I have learned so much about type 2 diabetes since that time, so if you have been recently diagnosed, here are 5 things you should know:
1. Learning about diabetes is a lifelong process. Read about it. Ask your health providers questions and feel free to express any concerns you have about your diagnosis, symptoms and treatment. Talk to others who have the disease, especially those who have learned to keep their condition under control and enjoy a good quality of life.
2. You can manage your type 2 diabetes. It is so much easier to prevent it than it is to control it, but if you do have it you must learn to manage it. Ask for help when needed and take advantage of the support offered. Change those negative habits into positive ones. Reduce your stress. Keep track of your blood sugar levels. Get the sleep you need. Take your medications as prescribed. Learn how to manage your pain.
3. Forgive yourself. I have learned there is a lot of self-blaming that occurs with people diagnosed with type 2 diabetes. In fact, there is often a sense of shame. As a result, people end up stressed out and overwhelmed which can affect their blood glucose level.
4. Your family members should get tested. First of all, it is important to know that diabetes is preventable. However, however your diagnosis means your children and siblings are also at risk. 29 million people in the U.S. have type 2 diabetes. One in four of them don’t even know it. Use what you learn to help empower your family and if several of your relatives have the disease, work to break the cycle of type 2 diabetes now!
5. You really can make lemonade out of lemons. While this is something you would never wish for, you really can turn it into an opportunity. Perhaps you have not made the best decisions about what you eat and how active you are. Now is your chance to replace those negative habits with positive ones, lose weight and increase your physical activity.

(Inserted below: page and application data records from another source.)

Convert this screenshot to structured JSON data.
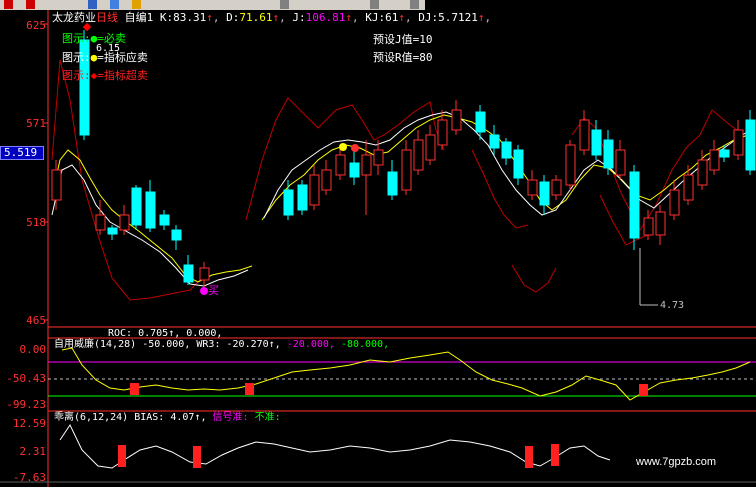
{
  "toolbar": {
    "icons": [
      "up-arrow-icon",
      "down-arrow-icon",
      "crosshair-icon",
      "zoom-icon",
      "page-icon",
      "save-icon",
      "print-icon",
      "help-icon"
    ]
  },
  "header": {
    "stock_name": "太龙药业",
    "period": "日线",
    "indicator_name": "自编1",
    "k_label": "K:",
    "k_value": "83.31",
    "d_label": "D:",
    "d_value": "71.61",
    "j_label": "J:",
    "j_value": "106.81",
    "kj_label": "KJ:",
    "kj_value": "61",
    "dj_label": "DJ:",
    "dj_value": "5.7121"
  },
  "legend": {
    "items": [
      {
        "label": "图示:",
        "dot_text": "●",
        "text": "=必卖",
        "color": "#00ff00"
      },
      {
        "label": "图示:",
        "dot_text": "●",
        "text": "=指标应卖",
        "color": "#ffff00"
      },
      {
        "label": "图示:",
        "dot_text": "◆",
        "text": "=指标超卖",
        "color": "#ff0000"
      }
    ],
    "peak_label": "6.15",
    "preset_j": "预设J值=10",
    "preset_r": "预设R值=80"
  },
  "main_axis": {
    "ticks": [
      "625",
      "571",
      "518",
      "465"
    ],
    "current_price": "5.519"
  },
  "annotations": {
    "buy_text": "买",
    "low_label": "4.73"
  },
  "roc_header": {
    "text": "ROC: 0.705↑, 0.000,"
  },
  "wr_panel": {
    "title": "自用威廉",
    "params": "(14,28)",
    "value1": "-50.000,",
    "wr3_label": "WR3:",
    "wr3_value": "-20.270↑,",
    "value2": "-20.000,",
    "value3": "-80.000,",
    "ticks": [
      "0.00",
      "-50.43",
      "-99.23"
    ],
    "colors": {
      "wr_line": "#ffff00",
      "upper_line": "#ff00ff",
      "lower_line": "#00ff00"
    }
  },
  "bias_panel": {
    "title": "乖离",
    "params": "(6,12,24)",
    "bias_label": "BIAS:",
    "bias_value": "4.07↑,",
    "signal_text": "信号准:",
    "not_accurate_text": "不准:",
    "ticks": [
      "12.59",
      "2.31",
      "-7.63"
    ]
  },
  "watermark": "www.7gpzb.com",
  "colors": {
    "up": "#ff3030",
    "down": "#00ffff",
    "axis": "#ff3030",
    "ma_white": "#ffffff",
    "ma_yellow": "#ffff00",
    "band_red": "#c00000",
    "purple": "#ff00ff"
  }
}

Consider attending a diabetes support group, taking a diabetes self-management class or meeting with a nutritionist.